Granted that his heavy schedule won’t allow him to resort to this “door-to-door” approach all too soon, it is all the same unpardonable for him to lose touch with the people the way he has done so far. He has failed to use available means to keep himself connected to the people. When, for example, was the last time he delivered any national address on radio or television to throw light on pertinent issues?
Periodic national addresses by such means have their own implications. Otherwise, the United States, for instance, wouldn’t have institutionalized weekly radio addresses by the President and the counter addresses by the opposition. Such addresses help keep the President in the eyes of the people.
Not for our own President Mills who has chosen to leave the people in the dark. He is stuck to the routine, stale means of making his voice heard—through the annual State of the Nation Address to Parliament, during the Independence Day celebration, or in sitting at the Osu Castle and receiving greetings and other forms of diplomatic niceties/courtesies from envoys accredited to Ghana or other personalities indulging in annoying bureaucratese and officialese just for mere public attention. Those niceties don’t win voter confidence.
Again, President Mills’ regional tours seem not to be well organized to help him create and sustain the momentum that reaching out to the people demands. Such an effort is also routine, prefabricated, and ineffectual. The numerous cancellations of his oft-announced but abortive tour of the Volta Region confirms the haphazardness that has characterized his outreach efforts.
By not using the numerous opportunities to stay connected to the people, he has virtually cut himself off from them and created a gap, which is being fast filled by his detractors bent on demonizing him. By creating that gulf, he has left the work for his appointees to do. And who doesn’t know how shoddily they are doing that work? Probably, they are themselves apprehensive of their fate in the near future; hence, their rush to contest Parliamentary seats so that they can secure a foothold elsewhere if Election 2012 turns out to be disastrous for him. Obviously, public outcry against these appointees suggests that they don’t even have the confidence of the people to warrant their being entrusted with the responsibility of marketing President Mills.
From the look of things, then, President Mills doesn’t appear to know what awaits him. As he continues to bank his hopes on infrastructural development and the praise-singing circus by loud-mouthed sycophants seeking more opportunities for their bread to be heavily buttered, the electorate continue to chafe at several inadequacies of his government, not to mention the ever-worsening living conditions and failure to fulfill the 2008 electioneering campaign promises.

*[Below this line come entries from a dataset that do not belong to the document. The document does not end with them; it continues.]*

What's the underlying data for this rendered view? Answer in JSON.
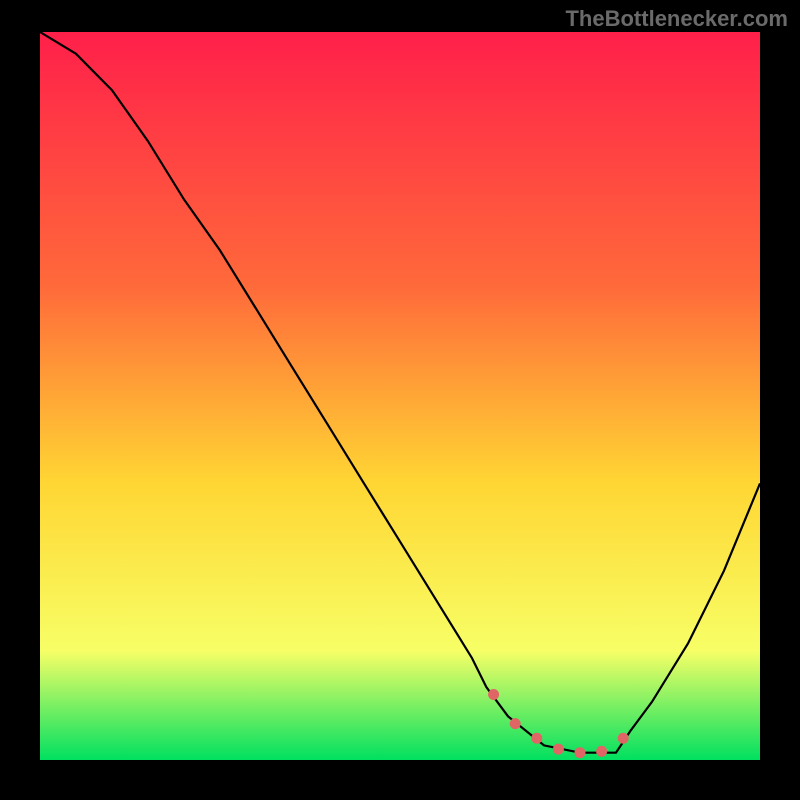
{
  "watermark": "TheBottlenecker.com",
  "colors": {
    "gradient_top": "#ff1f4a",
    "gradient_mid1": "#ff6a3a",
    "gradient_mid2": "#ffd633",
    "gradient_mid3": "#f7ff66",
    "gradient_bottom": "#00e060",
    "curve": "#000000",
    "marker": "#e06666",
    "background": "#000000"
  },
  "chart_data": {
    "type": "line",
    "title": "",
    "xlabel": "",
    "ylabel": "",
    "xlim": [
      0,
      100
    ],
    "ylim": [
      0,
      100
    ],
    "series": [
      {
        "name": "curve",
        "x": [
          0,
          5,
          10,
          15,
          20,
          25,
          30,
          35,
          40,
          45,
          50,
          55,
          60,
          62,
          65,
          70,
          75,
          80,
          82,
          85,
          90,
          95,
          100
        ],
        "values": [
          100,
          97,
          92,
          85,
          77,
          70,
          62,
          54,
          46,
          38,
          30,
          22,
          14,
          10,
          6,
          2,
          1,
          1,
          4,
          8,
          16,
          26,
          38
        ]
      }
    ],
    "markers": {
      "name": "highlight-dots",
      "x": [
        63,
        66,
        69,
        72,
        75,
        78,
        81
      ],
      "values": [
        9,
        5,
        3,
        1.5,
        1,
        1.2,
        3
      ]
    }
  }
}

The main issues are piling up to scare him stiff as the electioneering campaigns heat up. Having already failed to fulfill earlier promises—and not being concerned enough to constantly reach out to the people to explain issues and seek forgiveness—what again will be his trump-card to play for Election 2012? Piling up more promises on unfulfilled ones? I can’t wait for that moment when he is confronted with the reality that he has not been smart enough to face or address all this while.
Even if his advisors fail to ring the alarm bell, can he not be up-and-doing at his own volition, knowing very well that it is his fate that will hang in the balance at election time? Surely, the bell is tolling for him, and the earlier he hears and responds to its call, the better prepared he will be to face the electorate. These problems can’t be brushed under the rug and will definitely haunt President Mills unless tackled now.
By Dr. Michael J.K. Bokor